══ EXCERPTED RECORDS
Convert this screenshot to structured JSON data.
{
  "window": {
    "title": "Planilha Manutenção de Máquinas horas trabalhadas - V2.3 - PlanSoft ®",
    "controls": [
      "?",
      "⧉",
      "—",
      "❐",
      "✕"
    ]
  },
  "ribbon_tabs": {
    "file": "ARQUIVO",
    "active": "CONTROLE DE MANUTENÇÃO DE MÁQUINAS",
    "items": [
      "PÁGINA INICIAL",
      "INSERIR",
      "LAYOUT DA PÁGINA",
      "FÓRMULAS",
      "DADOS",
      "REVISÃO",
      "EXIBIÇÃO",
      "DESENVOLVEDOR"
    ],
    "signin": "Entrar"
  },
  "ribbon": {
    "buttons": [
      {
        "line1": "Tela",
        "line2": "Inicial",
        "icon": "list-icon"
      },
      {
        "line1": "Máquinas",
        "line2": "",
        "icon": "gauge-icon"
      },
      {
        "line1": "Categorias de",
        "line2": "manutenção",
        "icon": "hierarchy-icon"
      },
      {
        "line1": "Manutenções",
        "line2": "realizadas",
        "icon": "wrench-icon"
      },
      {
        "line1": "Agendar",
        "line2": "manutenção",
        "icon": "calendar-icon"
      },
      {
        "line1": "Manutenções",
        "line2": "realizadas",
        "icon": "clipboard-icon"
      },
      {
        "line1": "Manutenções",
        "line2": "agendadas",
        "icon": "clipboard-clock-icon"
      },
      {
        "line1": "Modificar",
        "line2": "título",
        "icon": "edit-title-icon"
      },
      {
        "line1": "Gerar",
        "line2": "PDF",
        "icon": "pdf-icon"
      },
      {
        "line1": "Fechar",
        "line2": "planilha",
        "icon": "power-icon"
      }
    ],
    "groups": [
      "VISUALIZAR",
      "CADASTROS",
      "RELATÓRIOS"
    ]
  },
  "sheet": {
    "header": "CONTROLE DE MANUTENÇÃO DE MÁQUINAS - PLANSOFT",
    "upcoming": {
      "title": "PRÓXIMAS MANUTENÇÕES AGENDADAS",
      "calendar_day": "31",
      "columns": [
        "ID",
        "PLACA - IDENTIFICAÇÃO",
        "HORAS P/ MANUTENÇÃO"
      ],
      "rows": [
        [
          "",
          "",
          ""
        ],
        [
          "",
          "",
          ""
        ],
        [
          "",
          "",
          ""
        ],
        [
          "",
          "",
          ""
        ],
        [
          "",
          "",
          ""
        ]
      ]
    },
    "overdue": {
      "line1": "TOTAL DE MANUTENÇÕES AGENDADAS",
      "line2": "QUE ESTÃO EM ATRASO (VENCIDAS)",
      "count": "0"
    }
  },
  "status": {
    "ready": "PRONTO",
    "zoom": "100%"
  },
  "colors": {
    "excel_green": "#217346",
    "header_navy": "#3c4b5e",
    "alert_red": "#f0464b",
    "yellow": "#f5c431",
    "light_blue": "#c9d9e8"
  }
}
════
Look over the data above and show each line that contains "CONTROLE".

    "active": "CONTROLE DE MANUTENÇÃO DE MÁQUINAS",
    "header": "CONTROLE DE MANUTENÇÃO DE MÁQUINAS - PLANSOFT",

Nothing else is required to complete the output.